By: Leigh Ann Hyde and Laura Bandy
CSNTM photographed GA 545 in 2008 on an expedition to the University of Michigan’s library in Ann Arbor. At first glance, it appears similar to its contemporaries with its minuscule script. However, each individual manuscript does more than simply contribute to an enormous textual tradition of the New Testament: it has its own unique story to tell.
GA 545 contains particular textual features such as the scribe’s name, detailed iconography, and a developed use of nomina sacra. In the spirit of the season, we will investigate these features within the manuscript’s nativity accounts (Matthew 1–2 and Luke 1–2).
GA 545 is a Gospels minuscule or tetraevangelion (“four Gospels”) on paper. The codex belongs to a collection of manuscripts that the University of Michigan Library purchased from Baroness Burdett-Coutts in 1922 (see Kavrus-Hoffmann’s Catalogue of Greek Manuscripts at the University of Michigan, 83). A colophon found towards the end of the manuscript allows for easy dating and reveals the codex to be a fifteenth-century production–A.D. 1430 to be exact.
The scribe, Theodoros Kotzas, revealed his own identity along with the name of the manuscript’s commissioner, Nikolaos of Lardea. Decorated canon tables, headers, and icons also adorn the copying work of Theodoros.
Greek New Testament manuscripts often display author portraits to introduce each Gospel. In GA 545, however, two additional icons decorate the leaves directly before the beginning of Matthew (fol. 15b and 16a).
Kavrus-Hoffmann dates the two images as older than the codex’s production, added at a later time (Catalogue, 81). While similar images of the two nativity characters adorn church walls, wood panels, and other Christian works, readers rarely find them in Greek New Testament manuscripts. GA 545, though, contains these special images with Matthew’s account of the Christmas story. Notice the icon’s title written in the top right corner of the page: ἡ Φοβερα Μεσιτεια, most likely understood to mean “the great intercessor” at the time of the painting (see entry φοβερός in Sophocles, Greek Lexicon of the Roman and Byzantine Periods, 1148).
Mary plays a notable role as we observe the nomina sacra in GA 545’s Christmas accounts. Contracted forms of μήτηρ, one of the later nomina sacra to develop, appear throughout Theodoros’ manuscript. One such superscription appears in the icon above depicting the infant Jesus and his mother (Μ̅Η̅Ρ̅ Θ̅Υ̅ “mother of God”).
The μ̅η̅ρ̅ contraction and its related forms were frequently used to show reverence to Christ’s mother, though some scholars have suggested that the word might have developed its sacredness due to the divine role of the Church as a sort of mother-figure (Paap, Nomina Sacra in the Greek Papyri of the First Five Centuries A.D., 113). Codex Sinaiticus (GA 01) includes this contraction in Luke’s nativity account, showing that the abbreviation was in use as early as the fourth century A.D.

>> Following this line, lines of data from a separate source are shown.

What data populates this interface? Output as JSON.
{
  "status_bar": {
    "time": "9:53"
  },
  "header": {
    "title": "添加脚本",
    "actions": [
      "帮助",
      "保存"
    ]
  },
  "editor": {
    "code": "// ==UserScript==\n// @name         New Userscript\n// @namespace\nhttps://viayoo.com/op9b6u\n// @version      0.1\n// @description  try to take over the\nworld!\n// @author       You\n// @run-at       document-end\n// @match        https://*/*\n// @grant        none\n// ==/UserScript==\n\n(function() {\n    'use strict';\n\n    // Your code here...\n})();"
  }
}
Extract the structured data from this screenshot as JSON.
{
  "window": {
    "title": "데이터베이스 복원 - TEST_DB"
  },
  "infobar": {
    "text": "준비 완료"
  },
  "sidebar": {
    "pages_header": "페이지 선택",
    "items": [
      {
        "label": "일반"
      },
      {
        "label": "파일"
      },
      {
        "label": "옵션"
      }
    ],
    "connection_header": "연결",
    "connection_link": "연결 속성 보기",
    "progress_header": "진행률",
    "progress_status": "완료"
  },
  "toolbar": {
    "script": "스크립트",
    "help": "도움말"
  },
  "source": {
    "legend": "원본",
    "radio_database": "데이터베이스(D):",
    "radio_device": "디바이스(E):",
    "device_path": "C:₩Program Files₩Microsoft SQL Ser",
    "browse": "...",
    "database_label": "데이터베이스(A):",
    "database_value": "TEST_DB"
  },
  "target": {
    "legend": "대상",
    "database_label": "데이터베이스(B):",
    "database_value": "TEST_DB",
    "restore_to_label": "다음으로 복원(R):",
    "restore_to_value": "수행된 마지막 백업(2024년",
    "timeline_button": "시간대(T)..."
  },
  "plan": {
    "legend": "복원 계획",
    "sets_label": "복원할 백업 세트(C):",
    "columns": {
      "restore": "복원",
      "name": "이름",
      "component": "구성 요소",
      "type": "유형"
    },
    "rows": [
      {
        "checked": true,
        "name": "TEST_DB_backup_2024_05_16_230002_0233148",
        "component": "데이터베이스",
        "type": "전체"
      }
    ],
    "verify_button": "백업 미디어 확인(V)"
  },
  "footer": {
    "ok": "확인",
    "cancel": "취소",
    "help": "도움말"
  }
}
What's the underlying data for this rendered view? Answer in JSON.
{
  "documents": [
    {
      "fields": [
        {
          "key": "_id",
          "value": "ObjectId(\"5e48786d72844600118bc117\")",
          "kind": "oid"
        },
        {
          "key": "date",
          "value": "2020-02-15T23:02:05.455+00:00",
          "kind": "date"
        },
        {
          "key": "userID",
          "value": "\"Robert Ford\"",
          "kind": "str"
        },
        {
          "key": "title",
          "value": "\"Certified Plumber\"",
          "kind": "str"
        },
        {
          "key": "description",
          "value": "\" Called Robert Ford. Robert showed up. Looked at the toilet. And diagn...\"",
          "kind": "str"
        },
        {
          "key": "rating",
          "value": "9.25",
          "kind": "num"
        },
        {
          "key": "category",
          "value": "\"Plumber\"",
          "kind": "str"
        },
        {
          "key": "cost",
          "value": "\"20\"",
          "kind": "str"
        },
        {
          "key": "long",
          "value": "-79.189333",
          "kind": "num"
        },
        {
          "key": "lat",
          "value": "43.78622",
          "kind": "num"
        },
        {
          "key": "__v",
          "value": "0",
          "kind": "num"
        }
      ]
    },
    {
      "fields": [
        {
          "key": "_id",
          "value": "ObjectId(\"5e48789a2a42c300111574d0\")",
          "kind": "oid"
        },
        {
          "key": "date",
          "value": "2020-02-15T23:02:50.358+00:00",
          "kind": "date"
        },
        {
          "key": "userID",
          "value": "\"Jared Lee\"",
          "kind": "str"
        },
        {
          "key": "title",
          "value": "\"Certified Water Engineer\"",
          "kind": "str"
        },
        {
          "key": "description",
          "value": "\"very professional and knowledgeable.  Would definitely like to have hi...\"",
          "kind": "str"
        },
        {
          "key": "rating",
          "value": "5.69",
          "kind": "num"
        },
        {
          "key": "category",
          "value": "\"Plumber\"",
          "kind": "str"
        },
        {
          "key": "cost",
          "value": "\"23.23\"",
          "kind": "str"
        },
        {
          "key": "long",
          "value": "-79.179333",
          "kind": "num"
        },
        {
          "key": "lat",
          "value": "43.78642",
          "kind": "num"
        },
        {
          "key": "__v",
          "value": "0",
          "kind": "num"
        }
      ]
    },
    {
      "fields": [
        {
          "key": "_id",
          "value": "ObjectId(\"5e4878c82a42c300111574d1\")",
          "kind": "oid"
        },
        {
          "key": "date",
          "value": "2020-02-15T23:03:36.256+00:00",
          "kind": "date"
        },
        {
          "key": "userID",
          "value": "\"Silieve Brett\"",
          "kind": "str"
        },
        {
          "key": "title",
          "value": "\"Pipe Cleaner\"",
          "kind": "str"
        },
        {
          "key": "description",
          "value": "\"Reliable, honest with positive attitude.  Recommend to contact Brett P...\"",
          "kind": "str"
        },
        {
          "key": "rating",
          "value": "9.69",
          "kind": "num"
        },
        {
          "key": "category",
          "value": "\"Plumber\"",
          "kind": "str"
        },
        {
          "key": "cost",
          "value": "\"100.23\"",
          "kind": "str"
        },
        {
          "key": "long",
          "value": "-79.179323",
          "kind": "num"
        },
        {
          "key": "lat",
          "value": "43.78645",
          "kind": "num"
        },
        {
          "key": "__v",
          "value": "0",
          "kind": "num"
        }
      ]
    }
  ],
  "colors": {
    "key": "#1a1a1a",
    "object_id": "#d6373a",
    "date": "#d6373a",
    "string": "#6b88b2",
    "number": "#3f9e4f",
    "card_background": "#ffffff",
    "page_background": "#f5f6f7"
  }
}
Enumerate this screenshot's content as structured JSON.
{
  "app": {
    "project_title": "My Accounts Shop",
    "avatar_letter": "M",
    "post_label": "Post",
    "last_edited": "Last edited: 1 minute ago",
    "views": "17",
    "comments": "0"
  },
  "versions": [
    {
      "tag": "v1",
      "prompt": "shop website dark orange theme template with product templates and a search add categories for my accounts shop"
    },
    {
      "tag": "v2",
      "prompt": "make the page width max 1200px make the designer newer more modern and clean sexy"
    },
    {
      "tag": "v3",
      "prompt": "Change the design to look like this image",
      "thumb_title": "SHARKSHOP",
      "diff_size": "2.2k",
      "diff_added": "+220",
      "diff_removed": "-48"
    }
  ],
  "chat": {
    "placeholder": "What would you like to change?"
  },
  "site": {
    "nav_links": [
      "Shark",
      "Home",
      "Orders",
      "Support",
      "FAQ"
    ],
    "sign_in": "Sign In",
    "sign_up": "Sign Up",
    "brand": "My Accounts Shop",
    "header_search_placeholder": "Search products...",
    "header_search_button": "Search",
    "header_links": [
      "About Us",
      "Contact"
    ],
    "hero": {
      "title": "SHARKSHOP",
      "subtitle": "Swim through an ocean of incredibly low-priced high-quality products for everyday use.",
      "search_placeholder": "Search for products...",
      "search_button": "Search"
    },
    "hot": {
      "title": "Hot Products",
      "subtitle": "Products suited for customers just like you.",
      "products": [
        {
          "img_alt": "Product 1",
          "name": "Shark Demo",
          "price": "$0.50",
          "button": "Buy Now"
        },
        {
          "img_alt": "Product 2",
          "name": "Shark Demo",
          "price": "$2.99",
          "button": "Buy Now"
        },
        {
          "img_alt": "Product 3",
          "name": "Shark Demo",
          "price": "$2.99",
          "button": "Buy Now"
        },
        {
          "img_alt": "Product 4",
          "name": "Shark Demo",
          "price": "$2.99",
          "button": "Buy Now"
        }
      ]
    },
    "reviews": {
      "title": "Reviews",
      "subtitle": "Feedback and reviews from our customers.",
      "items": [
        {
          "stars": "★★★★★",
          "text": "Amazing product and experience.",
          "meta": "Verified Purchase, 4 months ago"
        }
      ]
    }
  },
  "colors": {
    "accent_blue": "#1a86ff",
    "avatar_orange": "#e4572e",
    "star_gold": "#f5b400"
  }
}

Theodoros also contracts the word in Luke 1:43; but he also contracts the word at every occurrence within the nativity accounts, regardless of its referent (Mt 1:18, 2:11, 13, 14, 20, Lk 1:15, 43, 60, 2:33, 34, 48, 51).
In the above images, the contractions in Luke 1:43 and 1:15 both refer to Mary; but μ̅η̅ρ̅ in Luke 1:60 refers to Elizabeth, Mary’s cousin.
The consistent contraction of the noun μήτηρ in the Nativity accounts, along with the appearance of the nomina sacra θεός (“God”), χριστός (“Christ”), κύριος (“Lord”), υἱός (“son”), Ἰσραήλ (“Israel”), πνεῦμα (“spirit”), πατήρ (“father”), ἂνθρωπος (“man”), Δαῦιδ (“David”), and σωτηρίας (“salvation”) (NS for σωτηρ or “savior” with ending -ιας added) make GA 545 a prime example of the developed use of nomina sacra.
The various features discussed above provide a glimpse into the communities which once read the Nativity from handwritten copies. The birth of Jesus held such significance that images of him and his mother appeared in many places. Similarly, certain figures and concepts in the text were so sacred to the community that scribes wrote the words differently to set them apart—a practice that continued for centuries.
The story of the Nativity retold so frequently this time of year made its way to us because generations of commissioners, scribes, and communities preserved it and passed it on. The Christmas-themed images and words in GA 545 are a reminder that Christians have valued this story for centuries–ensuring that it be wonderfully adorned, highly regarded, and painstakingly preserved over time.